It is undoubtedly a myth, but popular legend is that Albert Einstein once said "Compound interest is the eighth wonder of the world. He who understands it, earns it; he who doesn't, pays it".
It matters not whether Einstein said it or not. But interest-on-interest, growth-on-growth has fascinated people for a long time.
We all know it can't continue endlessly, as the Islamic wheat and chessboard parable clearly shows.
But it is relevant in human and economic cycle timescales.
And people want to know the answer.
For example, what is the annual growth rate? How much will my investment grow to, at an assumed rate? How long will it take for my investment to reach a target?

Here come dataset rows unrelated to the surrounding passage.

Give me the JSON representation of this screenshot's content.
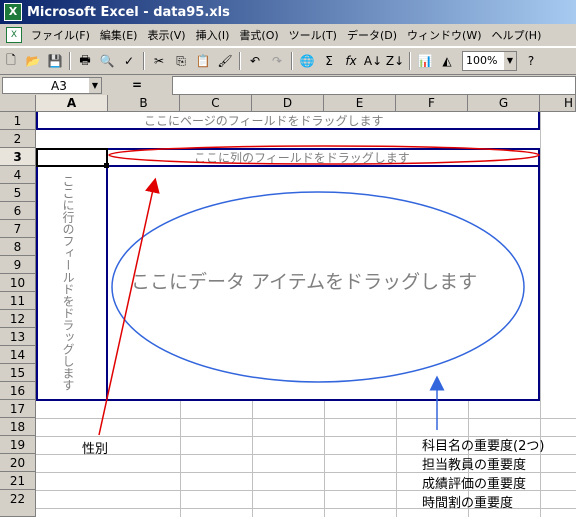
{
  "window": {
    "title": "Microsoft Excel - data95.xls"
  },
  "menu": [
    "ファイル(F)",
    "編集(E)",
    "表示(V)",
    "挿入(I)",
    "書式(O)",
    "ツール(T)",
    "データ(D)",
    "ウィンドウ(W)",
    "ヘルプ(H)"
  ],
  "toolbar": {
    "zoom": "100%"
  },
  "formula_bar": {
    "cell_ref": "A3",
    "equals": "="
  },
  "columns": [
    "A",
    "B",
    "C",
    "D",
    "E",
    "F",
    "G",
    "H"
  ],
  "rows": [
    "1",
    "2",
    "3",
    "4",
    "5",
    "6",
    "7",
    "8",
    "9",
    "10",
    "11",
    "12",
    "13",
    "14",
    "15",
    "16",
    "17",
    "18",
    "19",
    "20",
    "21",
    "22"
  ],
  "pivot": {
    "page_placeholder": "ここにページのフィールドをドラッグします",
    "column_placeholder": "ここに列のフィールドをドラッグします",
    "row_placeholder": "ここに行のフィールドをドラッグします",
    "data_placeholder": "ここにデータ アイテムをドラッグします"
  },
  "annotations": {
    "gender": "性別",
    "importance_1": "科目名の重要度(2つ)",
    "importance_2": "担当教員の重要度",
    "importance_3": "成績評価の重要度",
    "importance_4": "時間割の重要度"
  },
  "colors": {
    "ellipse_red": "#e00000",
    "ellipse_blue": "#3366dd",
    "arrow_red": "#e00000",
    "arrow_blue": "#3366dd",
    "frame": "#000080"
  }
}
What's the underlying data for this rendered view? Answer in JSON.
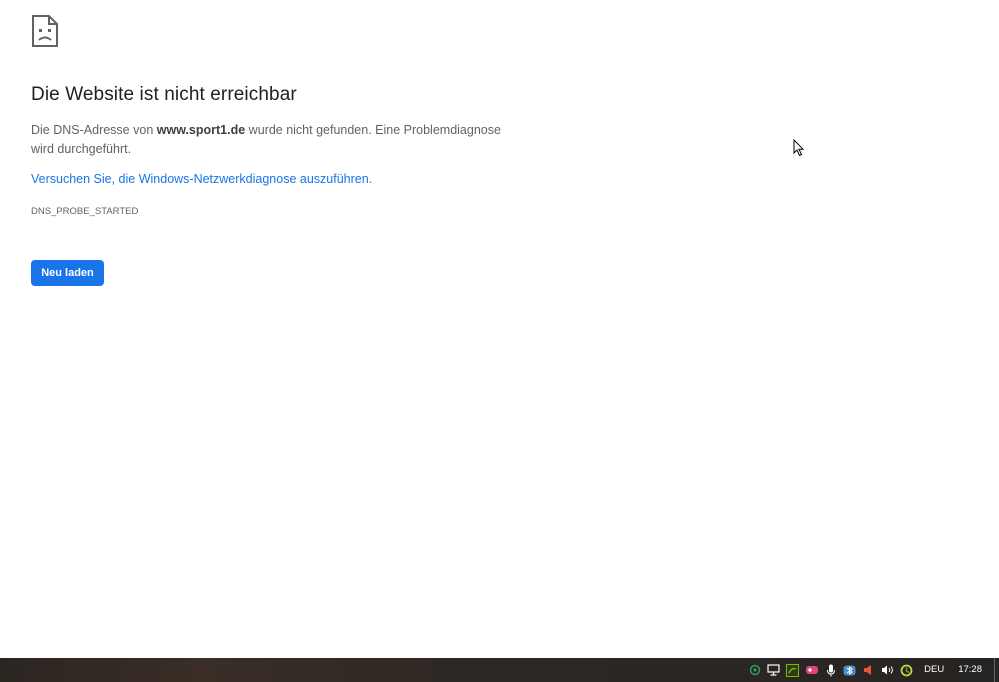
{
  "error": {
    "title": "Die Website ist nicht erreichbar",
    "desc_prefix": "Die DNS-Adresse von ",
    "domain": "www.sport1.de",
    "desc_suffix": " wurde nicht gefunden. Eine Problemdiagnose wird durchgeführt.",
    "diagnose_link": "Versuchen Sie, die Windows-Netzwerkdiagnose auszuführen.",
    "code": "DNS_PROBE_STARTED",
    "reload_label": "Neu laden"
  },
  "taskbar": {
    "tray_icons": [
      "network-status-icon",
      "display-icon",
      "nvidia-icon",
      "app-pink-icon",
      "microphone-icon",
      "bluetooth-icon",
      "speaker-warning-icon",
      "volume-icon",
      "update-icon"
    ],
    "language": "DEU",
    "clock": "17:28"
  },
  "colors": {
    "link": "#1a73e8",
    "button": "#1a73e8",
    "title": "#202124",
    "body_text": "#5f6368"
  }
}
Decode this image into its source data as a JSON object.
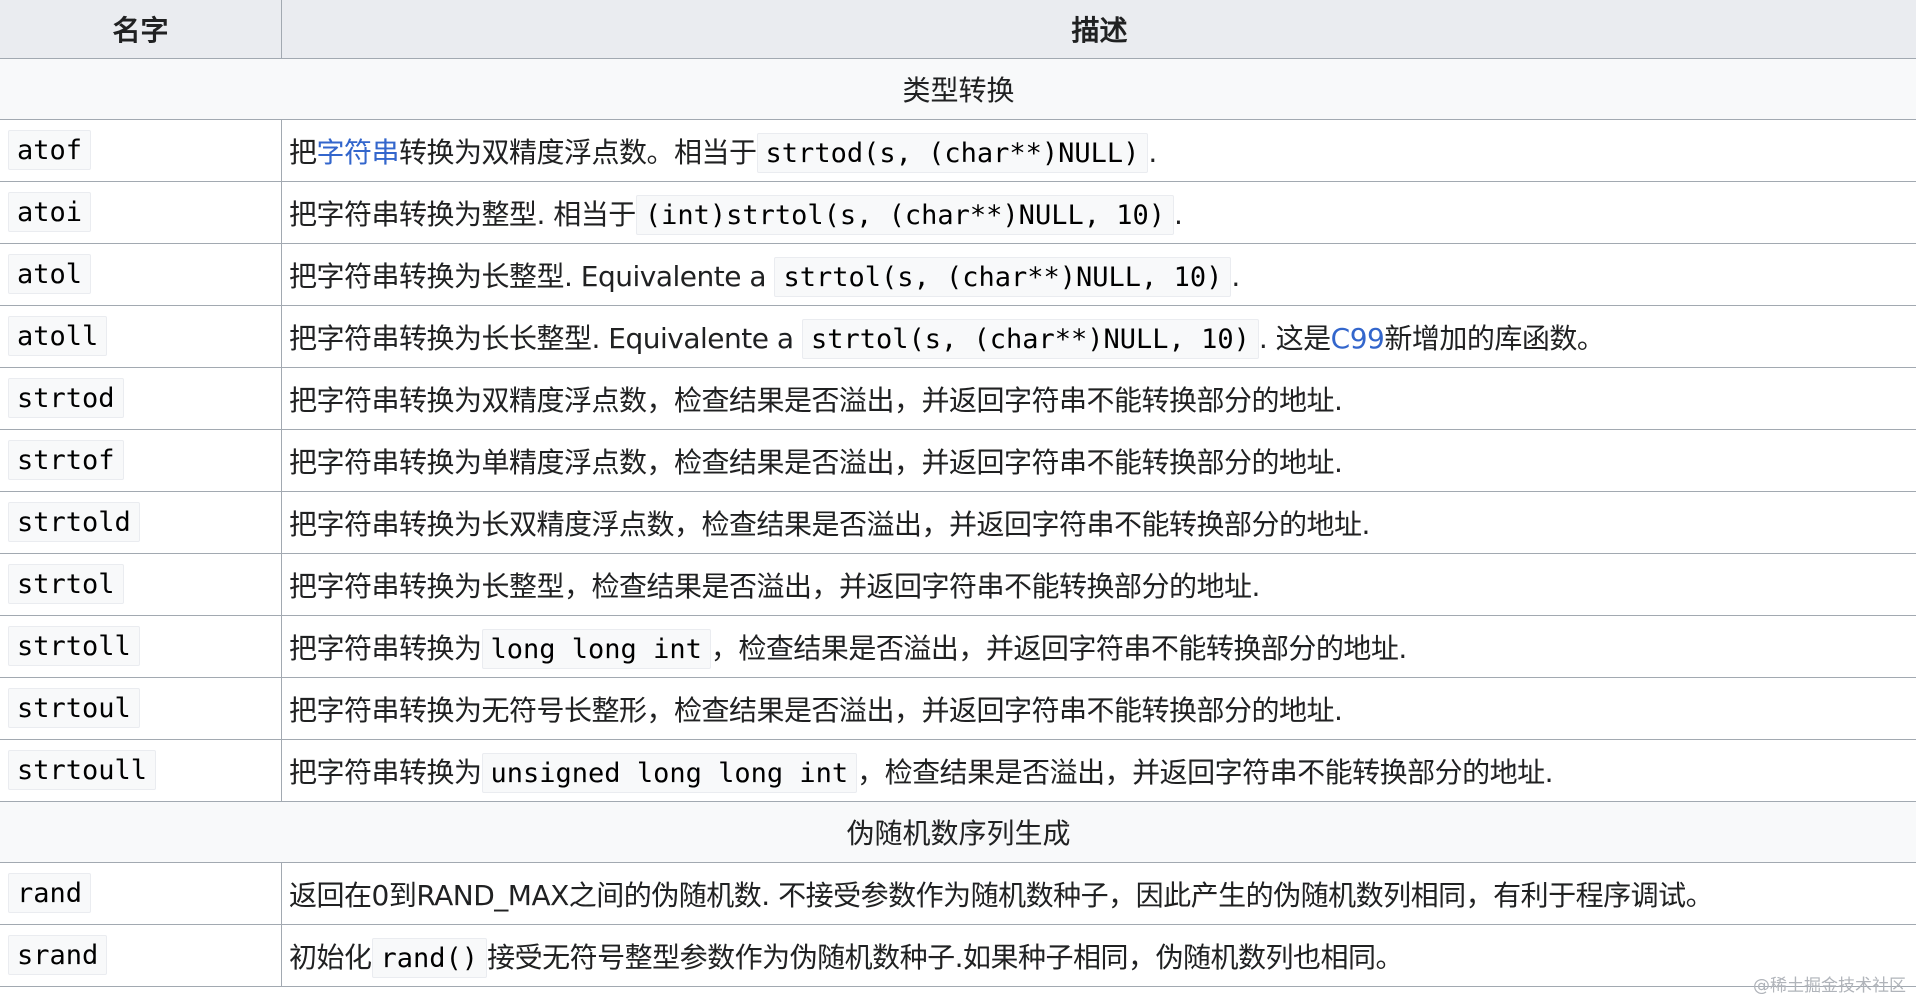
{
  "table": {
    "header": {
      "name": "名字",
      "desc": "描述"
    },
    "section_type_conversion": "类型转换",
    "atof": {
      "name": "atof",
      "d1": "把",
      "link": "字符串",
      "d2": "转换为双精度浮点数。相当于",
      "code": "strtod(s, (char**)NULL)",
      "d3": "."
    },
    "atoi": {
      "name": "atoi",
      "d1": "把字符串转换为整型. 相当于",
      "code": "(int)strtol(s, (char**)NULL, 10)",
      "d2": "."
    },
    "atol": {
      "name": "atol",
      "d1": "把字符串转换为长整型. Equivalente a ",
      "code": "strtol(s, (char**)NULL, 10)",
      "d2": "."
    },
    "atoll": {
      "name": "atoll",
      "d1": "把字符串转换为长长整型. Equivalente a ",
      "code": "strtol(s, (char**)NULL, 10)",
      "d2": ". 这是",
      "link": "C99",
      "d3": "新增加的库函数。"
    },
    "strtod": {
      "name": "strtod",
      "desc": "把字符串转换为双精度浮点数，检查结果是否溢出，并返回字符串不能转换部分的地址."
    },
    "strtof": {
      "name": "strtof",
      "desc": "把字符串转换为单精度浮点数，检查结果是否溢出，并返回字符串不能转换部分的地址."
    },
    "strtold": {
      "name": "strtold",
      "desc": "把字符串转换为长双精度浮点数，检查结果是否溢出，并返回字符串不能转换部分的地址."
    },
    "strtol": {
      "name": "strtol",
      "desc": "把字符串转换为长整型，检查结果是否溢出，并返回字符串不能转换部分的地址."
    },
    "strtoll": {
      "name": "strtoll",
      "d1": "把字符串转换为",
      "code": "long long int",
      "d2": "，检查结果是否溢出，并返回字符串不能转换部分的地址."
    },
    "strtoul": {
      "name": "strtoul",
      "desc": "把字符串转换为无符号长整形，检查结果是否溢出，并返回字符串不能转换部分的地址."
    },
    "strtoull": {
      "name": "strtoull",
      "d1": "把字符串转换为",
      "code": "unsigned long long int",
      "d2": "，检查结果是否溢出，并返回字符串不能转换部分的地址."
    },
    "section_prng": "伪随机数序列生成",
    "rand": {
      "name": "rand",
      "desc": "返回在0到RAND_MAX之间的伪随机数. 不接受参数作为随机数种子，因此产生的伪随机数列相同，有利于程序调试。"
    },
    "srand": {
      "name": "srand",
      "d1": "初始化",
      "code": "rand()",
      "d2": "接受无符号整型参数作为伪随机数种子.如果种子相同，伪随机数列也相同。"
    }
  },
  "watermark": "@稀土掘金技术社区"
}
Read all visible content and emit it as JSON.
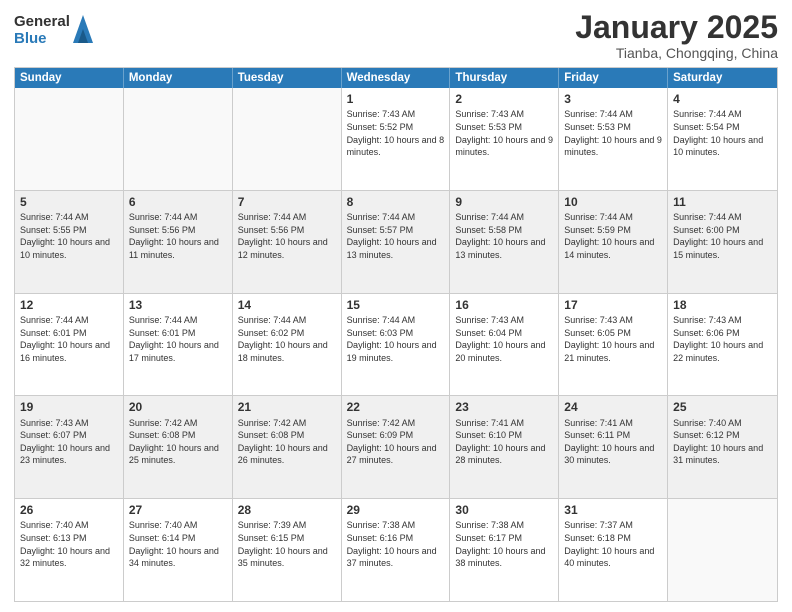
{
  "logo": {
    "general": "General",
    "blue": "Blue"
  },
  "header": {
    "month": "January 2025",
    "location": "Tianba, Chongqing, China"
  },
  "weekdays": [
    "Sunday",
    "Monday",
    "Tuesday",
    "Wednesday",
    "Thursday",
    "Friday",
    "Saturday"
  ],
  "weeks": [
    [
      {
        "day": "",
        "sunrise": "",
        "sunset": "",
        "daylight": ""
      },
      {
        "day": "",
        "sunrise": "",
        "sunset": "",
        "daylight": ""
      },
      {
        "day": "",
        "sunrise": "",
        "sunset": "",
        "daylight": ""
      },
      {
        "day": "1",
        "sunrise": "Sunrise: 7:43 AM",
        "sunset": "Sunset: 5:52 PM",
        "daylight": "Daylight: 10 hours and 8 minutes."
      },
      {
        "day": "2",
        "sunrise": "Sunrise: 7:43 AM",
        "sunset": "Sunset: 5:53 PM",
        "daylight": "Daylight: 10 hours and 9 minutes."
      },
      {
        "day": "3",
        "sunrise": "Sunrise: 7:44 AM",
        "sunset": "Sunset: 5:53 PM",
        "daylight": "Daylight: 10 hours and 9 minutes."
      },
      {
        "day": "4",
        "sunrise": "Sunrise: 7:44 AM",
        "sunset": "Sunset: 5:54 PM",
        "daylight": "Daylight: 10 hours and 10 minutes."
      }
    ],
    [
      {
        "day": "5",
        "sunrise": "Sunrise: 7:44 AM",
        "sunset": "Sunset: 5:55 PM",
        "daylight": "Daylight: 10 hours and 10 minutes."
      },
      {
        "day": "6",
        "sunrise": "Sunrise: 7:44 AM",
        "sunset": "Sunset: 5:56 PM",
        "daylight": "Daylight: 10 hours and 11 minutes."
      },
      {
        "day": "7",
        "sunrise": "Sunrise: 7:44 AM",
        "sunset": "Sunset: 5:56 PM",
        "daylight": "Daylight: 10 hours and 12 minutes."
      },
      {
        "day": "8",
        "sunrise": "Sunrise: 7:44 AM",
        "sunset": "Sunset: 5:57 PM",
        "daylight": "Daylight: 10 hours and 13 minutes."
      },
      {
        "day": "9",
        "sunrise": "Sunrise: 7:44 AM",
        "sunset": "Sunset: 5:58 PM",
        "daylight": "Daylight: 10 hours and 13 minutes."
      },
      {
        "day": "10",
        "sunrise": "Sunrise: 7:44 AM",
        "sunset": "Sunset: 5:59 PM",
        "daylight": "Daylight: 10 hours and 14 minutes."
      },
      {
        "day": "11",
        "sunrise": "Sunrise: 7:44 AM",
        "sunset": "Sunset: 6:00 PM",
        "daylight": "Daylight: 10 hours and 15 minutes."
      }
    ],
    [
      {
        "day": "12",
        "sunrise": "Sunrise: 7:44 AM",
        "sunset": "Sunset: 6:01 PM",
        "daylight": "Daylight: 10 hours and 16 minutes."
      },
      {
        "day": "13",
        "sunrise": "Sunrise: 7:44 AM",
        "sunset": "Sunset: 6:01 PM",
        "daylight": "Daylight: 10 hours and 17 minutes."
      },
      {
        "day": "14",
        "sunrise": "Sunrise: 7:44 AM",
        "sunset": "Sunset: 6:02 PM",
        "daylight": "Daylight: 10 hours and 18 minutes."
      },
      {
        "day": "15",
        "sunrise": "Sunrise: 7:44 AM",
        "sunset": "Sunset: 6:03 PM",
        "daylight": "Daylight: 10 hours and 19 minutes."
      },
      {
        "day": "16",
        "sunrise": "Sunrise: 7:43 AM",
        "sunset": "Sunset: 6:04 PM",
        "daylight": "Daylight: 10 hours and 20 minutes."
      },
      {
        "day": "17",
        "sunrise": "Sunrise: 7:43 AM",
        "sunset": "Sunset: 6:05 PM",
        "daylight": "Daylight: 10 hours and 21 minutes."
      },
      {
        "day": "18",
        "sunrise": "Sunrise: 7:43 AM",
        "sunset": "Sunset: 6:06 PM",
        "daylight": "Daylight: 10 hours and 22 minutes."
      }
    ],
    [
      {
        "day": "19",
        "sunrise": "Sunrise: 7:43 AM",
        "sunset": "Sunset: 6:07 PM",
        "daylight": "Daylight: 10 hours and 23 minutes."
      },
      {
        "day": "20",
        "sunrise": "Sunrise: 7:42 AM",
        "sunset": "Sunset: 6:08 PM",
        "daylight": "Daylight: 10 hours and 25 minutes."
      },
      {
        "day": "21",
        "sunrise": "Sunrise: 7:42 AM",
        "sunset": "Sunset: 6:08 PM",
        "daylight": "Daylight: 10 hours and 26 minutes."
      },
      {
        "day": "22",
        "sunrise": "Sunrise: 7:42 AM",
        "sunset": "Sunset: 6:09 PM",
        "daylight": "Daylight: 10 hours and 27 minutes."
      },
      {
        "day": "23",
        "sunrise": "Sunrise: 7:41 AM",
        "sunset": "Sunset: 6:10 PM",
        "daylight": "Daylight: 10 hours and 28 minutes."
      },
      {
        "day": "24",
        "sunrise": "Sunrise: 7:41 AM",
        "sunset": "Sunset: 6:11 PM",
        "daylight": "Daylight: 10 hours and 30 minutes."
      },
      {
        "day": "25",
        "sunrise": "Sunrise: 7:40 AM",
        "sunset": "Sunset: 6:12 PM",
        "daylight": "Daylight: 10 hours and 31 minutes."
      }
    ],
    [
      {
        "day": "26",
        "sunrise": "Sunrise: 7:40 AM",
        "sunset": "Sunset: 6:13 PM",
        "daylight": "Daylight: 10 hours and 32 minutes."
      },
      {
        "day": "27",
        "sunrise": "Sunrise: 7:40 AM",
        "sunset": "Sunset: 6:14 PM",
        "daylight": "Daylight: 10 hours and 34 minutes."
      },
      {
        "day": "28",
        "sunrise": "Sunrise: 7:39 AM",
        "sunset": "Sunset: 6:15 PM",
        "daylight": "Daylight: 10 hours and 35 minutes."
      },
      {
        "day": "29",
        "sunrise": "Sunrise: 7:38 AM",
        "sunset": "Sunset: 6:16 PM",
        "daylight": "Daylight: 10 hours and 37 minutes."
      },
      {
        "day": "30",
        "sunrise": "Sunrise: 7:38 AM",
        "sunset": "Sunset: 6:17 PM",
        "daylight": "Daylight: 10 hours and 38 minutes."
      },
      {
        "day": "31",
        "sunrise": "Sunrise: 7:37 AM",
        "sunset": "Sunset: 6:18 PM",
        "daylight": "Daylight: 10 hours and 40 minutes."
      },
      {
        "day": "",
        "sunrise": "",
        "sunset": "",
        "daylight": ""
      }
    ]
  ]
}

These are all questions a CAGR calculator can answer. And we have one we prepared earlier (!)
CAGR stands for 'Compound Annual Growth Rate' and is a useful tool for personal investment purposes.
CAGR is the average annual growth rate of an investment over a specified period of time longer than one year. It represents one of the most accurate ways to calculate and determine returns for individual assets, investment portfolios, and anything that can rise or fall in value over time. CAGR is a term used when investment advisors tout their market savvy, and funds promote their returns.
It gives a smoothed answer, one that is simplified to represent an effective straight line equivalent result. And it is widely and easily understood, by experts and by novices.
But it doesn't reflect volatility. Nor is it useful in any way to ascertain risk. It is just a piece of neat, simple arithmetic. It is no substitute for proper investment analysis, one that does incorporate risk and volatility analysis.
Our CAGR tool* gives you three separate ways to get an answer:
- to find the annual percentage growth rate over the whole term,
- to work out the value of a compounding annual growth rate, or
- to discover how long a targeted CAGR will take to achieve your goal.
You can find it here.
But never forget, "growth" can work in reverse. Of course, it is no longer 'growth' then, but decline and atrophy. And that can be as relentlessly powerful, maybe even more so on the way down as on the way up. On the way up, the energy is backstopped by confidence. On the way down there is no confidence restraining its fall, so that can be unnervingly quick.